Data extracts START

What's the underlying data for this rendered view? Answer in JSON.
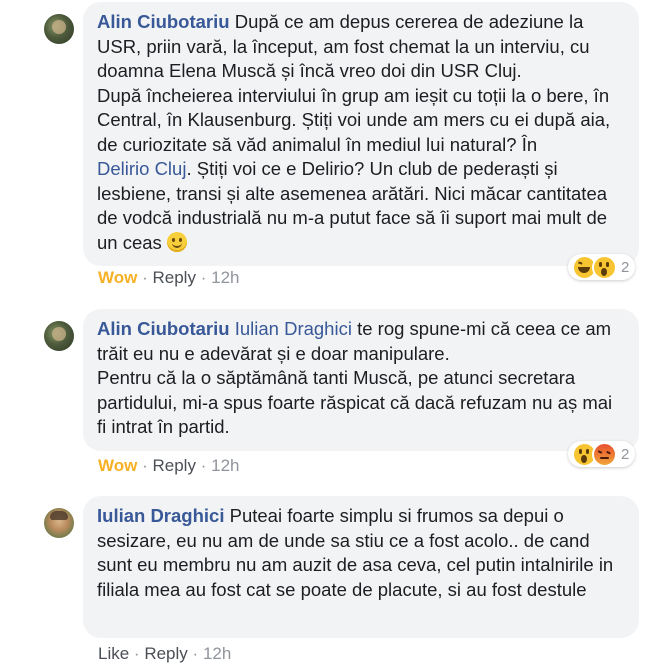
{
  "comments": [
    {
      "author": "Alin Ciubotariu",
      "text_part1": "După ce am depus cererea de adeziune la USR, priin vară, la început, am fost chemat la un interviu, cu doamna Elena Muscă și încă vreo doi din USR Cluj.",
      "text_part2": "După încheierea interviului în grup am ieșit cu toții la o bere, în Central, în Klausenburg. Știți voi unde am mers cu ei după aia, de curiozitate să văd animalul în mediul lui natural? În",
      "link": "Delirio Cluj",
      "text_part3": ". Știți voi ce e Delirio? Un club de pederaști și lesbiene, transi și alte asemenea arătări. Nici măcar cantitatea de vodcă industrială nu m-a putut face să îi suport mai mult de un ceas",
      "emoji": "smile-emoji",
      "action_reaction": "Wow",
      "reply_label": "Reply",
      "time": "12h",
      "reaction_icons": [
        "haha-icon",
        "wow-icon"
      ],
      "reaction_count": "2"
    },
    {
      "author": "Alin Ciubotariu",
      "mention": "Iulian Draghici",
      "text_part1": "te rog spune-mi că ceea ce am trăit eu nu e adevărat și e doar manipulare.",
      "text_part2": "Pentru că la o săptămână tanti Muscă, pe atunci secretara partidului, mi-a spus foarte răspicat că dacă refuzam nu aș mai fi intrat în partid.",
      "action_reaction": "Wow",
      "reply_label": "Reply",
      "time": "12h",
      "reaction_icons": [
        "wow-icon",
        "angry-icon"
      ],
      "reaction_count": "2"
    },
    {
      "author": "Iulian Draghici",
      "text": "Puteai foarte simplu si frumos sa depui o sesizare, eu nu am de unde sa stiu ce a fost acolo.. de cand sunt eu membru nu am auzit de asa ceva, cel putin intalnirile in filiala mea au fost cat se poate de placute, si au fost destule",
      "action_like": "Like",
      "reply_label": "Reply",
      "time": "12h"
    }
  ],
  "separator": "·",
  "colors": {
    "link": "#385898",
    "bubble": "#f2f3f5",
    "wow": "#f7b125",
    "meta": "#90949c"
  }
}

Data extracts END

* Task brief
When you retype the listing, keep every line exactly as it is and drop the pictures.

* Result of the task
What's the underlying data for this rendered view? Answer in JSON.
{
  "comments": [
    {
      "author": "Alin Ciubotariu",
      "text_part1": "După ce am depus cererea de adeziune la USR, priin vară, la început, am fost chemat la un interviu, cu doamna Elena Muscă și încă vreo doi din USR Cluj.",
      "text_part2": "După încheierea interviului în grup am ieșit cu toții la o bere, în Central, în Klausenburg. Știți voi unde am mers cu ei după aia, de curiozitate să văd animalul în mediul lui natural? În",
      "link": "Delirio Cluj",
      "text_part3": ". Știți voi ce e Delirio? Un club de pederaști și lesbiene, transi și alte asemenea arătări. Nici măcar cantitatea de vodcă industrială nu m-a putut face să îi suport mai mult de un ceas",
      "emoji": "smile-emoji",
      "action_reaction": "Wow",
      "reply_label": "Reply",
      "time": "12h",
      "reaction_icons": [
        "haha-icon",
        "wow-icon"
      ],
      "reaction_count": "2"
    },
    {
      "author": "Alin Ciubotariu",
      "mention": "Iulian Draghici",
      "text_part1": "te rog spune-mi că ceea ce am trăit eu nu e adevărat și e doar manipulare.",
      "text_part2": "Pentru că la o săptămână tanti Muscă, pe atunci secretara partidului, mi-a spus foarte răspicat că dacă refuzam nu aș mai fi intrat în partid.",
      "action_reaction": "Wow",
      "reply_label": "Reply",
      "time": "12h",
      "reaction_icons": [
        "wow-icon",
        "angry-icon"
      ],
      "reaction_count": "2"
    },
    {
      "author": "Iulian Draghici",
      "text": "Puteai foarte simplu si frumos sa depui o sesizare, eu nu am de unde sa stiu ce a fost acolo.. de cand sunt eu membru nu am auzit de asa ceva, cel putin intalnirile in filiala mea au fost cat se poate de placute, si au fost destule",
      "action_like": "Like",
      "reply_label": "Reply",
      "time": "12h"
    }
  ],
  "separator": "·",
  "colors": {
    "link": "#385898",
    "bubble": "#f2f3f5",
    "wow": "#f7b125",
    "meta": "#90949c"
  }
}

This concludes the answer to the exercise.